Hindsight bias is difficult to overcome. However, it is possible to avoid it (and therefore learn more from events) with some conscious effort. The first step is to start the investigation of an incident with the assumption that nobody comes to work with the intention of doing a bad job and causing an accident. The person explaining what happened and why it happened needs to assume that the people involved were doing reasonable things (or at least what they thought was reasonable) given the complexities, dilemmas, tradeoffs and uncertainty surrounding the events. Simply highlighting their mistakes provides no useful information for preventing future accidents.
Hindsight bias can be detected easily in accident reports (and avoided) by looking for judgmental statements such as "they should have …," "if they would only have …", "they could have …" or similar. Note all the instances of these phrases in the examples above from the refinery accident report. Such statements do not explain why the people involved did what they did and, therefore, provide no useful information about causation. They only serve to judge people for what, in hindsight, appear to be mistakes but at the time may have been reasonable.
Only when we understand why people behaved the way they did will we start on the road to greatly improving process safety.
ESCAPING THE WHACK-A-MOLE TRAP
Systems are becoming more complex. This complexity is changing the nature of the accidents and losses we are experiencing. This complexity, possible because of the introduction of new technology such as computers, is pushing the limits that human minds and current engineering tools can handle. We are building systems whose behavior cannot be completely anticipated and guarded against by the designers or easily understood by the operators.
Systems thinking is a way to stretch our intellectual limits and make significant improvement in process safety. By simply blaming operators for accidents and not looking at the role played by the encompassing system in why those mistakes occurred, we cannot make significant progress in process safety and will continue playing a never-ending game of whack-a-mole.
1. Leveson, N. G., "Engineering a Safer World: Systems Thinking Applied to Safety," MIT Press, Cambridge, Mass. (2012).
2. Leveson, N. G., "Applying Systems Thinking to Analyze and Learn from Accidents," Safety Science, 49 (1), pp. 55–64 (2011).
3. Dekker, S. W. A., "The Field Guide to Understanding Human Error," Ashgate Publishing, Aldershot, U.K. (2006).
4. Dekker, S. W. A., "Just Culture: Balancing Safety and Accountability," 2nd ed., Ashgate Publishing, Farnham, U.K. (2012).

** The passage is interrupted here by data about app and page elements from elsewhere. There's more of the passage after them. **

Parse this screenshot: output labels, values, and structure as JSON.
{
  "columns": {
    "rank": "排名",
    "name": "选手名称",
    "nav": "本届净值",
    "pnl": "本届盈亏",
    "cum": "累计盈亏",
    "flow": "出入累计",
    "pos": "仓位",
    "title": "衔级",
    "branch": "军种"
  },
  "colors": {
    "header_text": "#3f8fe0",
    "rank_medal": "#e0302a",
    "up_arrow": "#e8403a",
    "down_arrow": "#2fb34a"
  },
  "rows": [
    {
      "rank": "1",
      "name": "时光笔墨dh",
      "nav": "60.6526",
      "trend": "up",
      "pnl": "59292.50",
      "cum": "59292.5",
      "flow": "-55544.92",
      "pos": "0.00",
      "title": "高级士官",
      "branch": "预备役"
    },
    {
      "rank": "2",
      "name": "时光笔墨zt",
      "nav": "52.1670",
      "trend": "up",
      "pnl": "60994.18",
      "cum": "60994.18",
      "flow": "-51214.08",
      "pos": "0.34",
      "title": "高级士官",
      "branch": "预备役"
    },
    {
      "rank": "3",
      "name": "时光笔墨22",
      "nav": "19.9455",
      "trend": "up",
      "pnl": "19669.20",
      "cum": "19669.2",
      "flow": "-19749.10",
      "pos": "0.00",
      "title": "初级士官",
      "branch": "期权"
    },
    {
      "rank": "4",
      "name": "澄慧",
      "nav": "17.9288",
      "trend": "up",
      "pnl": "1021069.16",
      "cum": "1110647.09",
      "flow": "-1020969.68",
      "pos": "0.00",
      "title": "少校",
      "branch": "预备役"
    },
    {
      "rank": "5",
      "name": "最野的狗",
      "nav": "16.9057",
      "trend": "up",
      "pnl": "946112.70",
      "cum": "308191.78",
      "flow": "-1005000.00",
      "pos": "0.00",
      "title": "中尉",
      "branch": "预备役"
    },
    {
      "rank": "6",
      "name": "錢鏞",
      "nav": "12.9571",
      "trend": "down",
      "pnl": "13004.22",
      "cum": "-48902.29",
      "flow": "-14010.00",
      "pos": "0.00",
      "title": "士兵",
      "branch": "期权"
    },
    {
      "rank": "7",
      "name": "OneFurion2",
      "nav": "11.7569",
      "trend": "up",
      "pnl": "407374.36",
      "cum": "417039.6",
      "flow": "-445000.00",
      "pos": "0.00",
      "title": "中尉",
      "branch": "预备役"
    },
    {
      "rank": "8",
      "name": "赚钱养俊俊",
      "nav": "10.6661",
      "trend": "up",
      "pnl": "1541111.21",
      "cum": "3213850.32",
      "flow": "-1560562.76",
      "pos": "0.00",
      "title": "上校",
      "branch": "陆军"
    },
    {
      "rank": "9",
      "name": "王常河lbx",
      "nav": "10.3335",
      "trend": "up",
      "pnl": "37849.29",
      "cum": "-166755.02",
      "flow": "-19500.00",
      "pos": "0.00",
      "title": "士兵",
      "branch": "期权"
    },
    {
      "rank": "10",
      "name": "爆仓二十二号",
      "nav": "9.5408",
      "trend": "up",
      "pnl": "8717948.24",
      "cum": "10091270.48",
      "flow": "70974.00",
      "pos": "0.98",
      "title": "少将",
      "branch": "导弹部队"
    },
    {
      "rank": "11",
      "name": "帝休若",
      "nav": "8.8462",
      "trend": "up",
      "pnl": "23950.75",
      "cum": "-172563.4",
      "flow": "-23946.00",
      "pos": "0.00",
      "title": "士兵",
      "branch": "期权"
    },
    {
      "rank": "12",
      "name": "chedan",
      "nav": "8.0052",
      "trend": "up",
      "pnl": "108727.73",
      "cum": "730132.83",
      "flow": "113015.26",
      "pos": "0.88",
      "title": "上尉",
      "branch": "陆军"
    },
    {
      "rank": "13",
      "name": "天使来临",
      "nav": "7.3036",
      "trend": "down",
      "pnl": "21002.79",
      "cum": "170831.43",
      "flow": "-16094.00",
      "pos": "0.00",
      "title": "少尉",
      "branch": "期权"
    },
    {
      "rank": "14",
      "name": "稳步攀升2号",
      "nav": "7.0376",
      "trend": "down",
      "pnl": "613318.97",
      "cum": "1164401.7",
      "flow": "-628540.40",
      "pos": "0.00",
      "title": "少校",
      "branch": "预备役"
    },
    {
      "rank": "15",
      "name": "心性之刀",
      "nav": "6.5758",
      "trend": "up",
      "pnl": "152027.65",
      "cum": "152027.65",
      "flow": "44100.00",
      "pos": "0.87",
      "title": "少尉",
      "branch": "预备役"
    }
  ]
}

NANCY LEVESON is professor of aeronautics and astronautics and professor of engineering systems at the Massachusetts Institute of Technology, Cambridge, Mass. SIDNEY DEKKER is professor of social science and director of the Safety Science Innovation Lab at Griffith University, Brisbane, Australia. E-mail them at firstname.lastname@example.org and email@example.com.